• **TASK STATEMENT**: A verbatim repetition of the data below is requested, without images.

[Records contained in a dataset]
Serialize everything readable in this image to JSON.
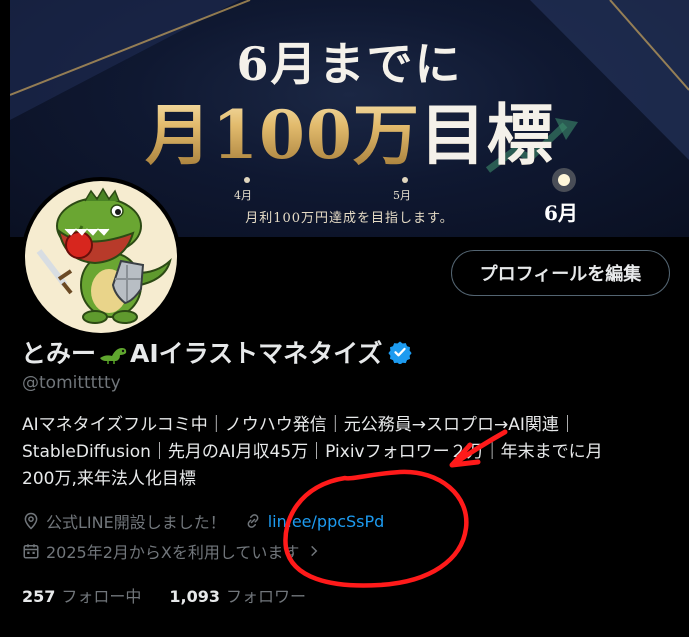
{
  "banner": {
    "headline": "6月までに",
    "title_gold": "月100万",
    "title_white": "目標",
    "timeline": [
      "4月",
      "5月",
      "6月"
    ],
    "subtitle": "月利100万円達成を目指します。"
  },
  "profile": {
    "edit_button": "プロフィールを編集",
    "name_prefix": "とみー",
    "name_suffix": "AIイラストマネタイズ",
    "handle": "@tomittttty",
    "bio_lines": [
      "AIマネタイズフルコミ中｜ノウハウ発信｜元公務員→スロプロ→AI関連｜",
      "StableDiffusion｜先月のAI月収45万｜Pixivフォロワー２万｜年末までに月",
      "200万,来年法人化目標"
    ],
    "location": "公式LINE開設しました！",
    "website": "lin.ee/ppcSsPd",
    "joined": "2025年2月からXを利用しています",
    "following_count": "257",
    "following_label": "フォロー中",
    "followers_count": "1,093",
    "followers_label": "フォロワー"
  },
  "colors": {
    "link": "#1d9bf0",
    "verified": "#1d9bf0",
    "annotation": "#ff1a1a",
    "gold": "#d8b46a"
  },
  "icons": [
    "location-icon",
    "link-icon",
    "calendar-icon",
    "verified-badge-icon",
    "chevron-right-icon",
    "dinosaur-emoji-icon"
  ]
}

• **TASK ANSWER**:
Serialize everything readable in this image to JSON.
{
  "banner": {
    "headline": "6月までに",
    "title_gold": "月100万",
    "title_white": "目標",
    "timeline": [
      "4月",
      "5月",
      "6月"
    ],
    "subtitle": "月利100万円達成を目指します。"
  },
  "profile": {
    "edit_button": "プロフィールを編集",
    "name_prefix": "とみー",
    "name_suffix": "AIイラストマネタイズ",
    "handle": "@tomittttty",
    "bio_lines": [
      "AIマネタイズフルコミ中｜ノウハウ発信｜元公務員→スロプロ→AI関連｜",
      "StableDiffusion｜先月のAI月収45万｜Pixivフォロワー２万｜年末までに月",
      "200万,来年法人化目標"
    ],
    "location": "公式LINE開設しました！",
    "website": "lin.ee/ppcSsPd",
    "joined": "2025年2月からXを利用しています",
    "following_count": "257",
    "following_label": "フォロー中",
    "followers_count": "1,093",
    "followers_label": "フォロワー"
  },
  "colors": {
    "link": "#1d9bf0",
    "verified": "#1d9bf0",
    "annotation": "#ff1a1a",
    "gold": "#d8b46a"
  },
  "icons": [
    "location-icon",
    "link-icon",
    "calendar-icon",
    "verified-badge-icon",
    "chevron-right-icon",
    "dinosaur-emoji-icon"
  ]
}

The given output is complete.